TASK BRIEF: Select all lines in the records that include "date".

Page and application data records:
▬▬▬

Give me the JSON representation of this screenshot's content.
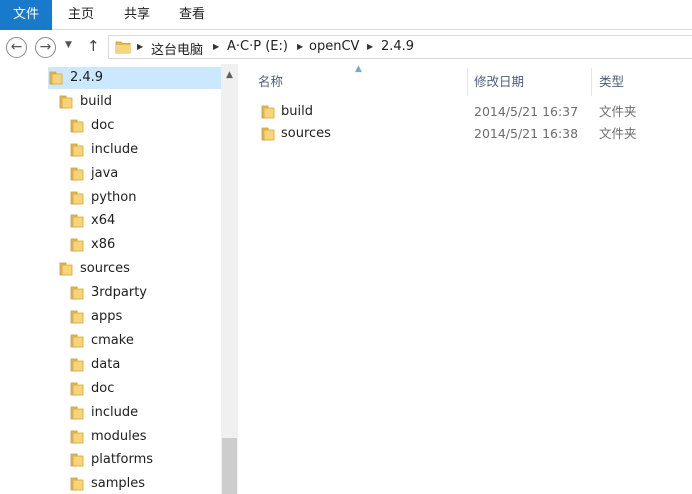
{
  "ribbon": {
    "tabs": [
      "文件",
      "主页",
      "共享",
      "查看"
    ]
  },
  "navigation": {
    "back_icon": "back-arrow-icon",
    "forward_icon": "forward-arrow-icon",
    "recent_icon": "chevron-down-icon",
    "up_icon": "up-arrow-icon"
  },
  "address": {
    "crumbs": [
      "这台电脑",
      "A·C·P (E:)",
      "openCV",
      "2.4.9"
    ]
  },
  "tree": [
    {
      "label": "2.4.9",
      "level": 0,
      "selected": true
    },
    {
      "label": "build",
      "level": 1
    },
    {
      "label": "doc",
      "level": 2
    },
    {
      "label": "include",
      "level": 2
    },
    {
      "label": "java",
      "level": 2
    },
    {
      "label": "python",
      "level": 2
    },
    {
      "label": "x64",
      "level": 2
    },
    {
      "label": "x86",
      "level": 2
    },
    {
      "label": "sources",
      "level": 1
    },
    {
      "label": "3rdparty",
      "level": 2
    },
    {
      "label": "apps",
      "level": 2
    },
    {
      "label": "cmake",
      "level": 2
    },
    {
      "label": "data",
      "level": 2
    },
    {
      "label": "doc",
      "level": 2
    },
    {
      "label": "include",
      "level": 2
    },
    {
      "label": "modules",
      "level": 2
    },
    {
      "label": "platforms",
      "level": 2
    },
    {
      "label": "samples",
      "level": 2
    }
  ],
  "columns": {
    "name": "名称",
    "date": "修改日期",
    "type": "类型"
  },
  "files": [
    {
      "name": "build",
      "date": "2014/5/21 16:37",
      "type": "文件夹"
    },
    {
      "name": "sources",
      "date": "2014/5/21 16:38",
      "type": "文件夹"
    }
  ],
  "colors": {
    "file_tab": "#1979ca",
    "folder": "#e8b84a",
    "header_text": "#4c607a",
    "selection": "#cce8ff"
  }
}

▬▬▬

ANSWER BELOW:
    "date": "修改日期",
      "date": "2014/5/21 16:37",
      "date": "2014/5/21 16:38",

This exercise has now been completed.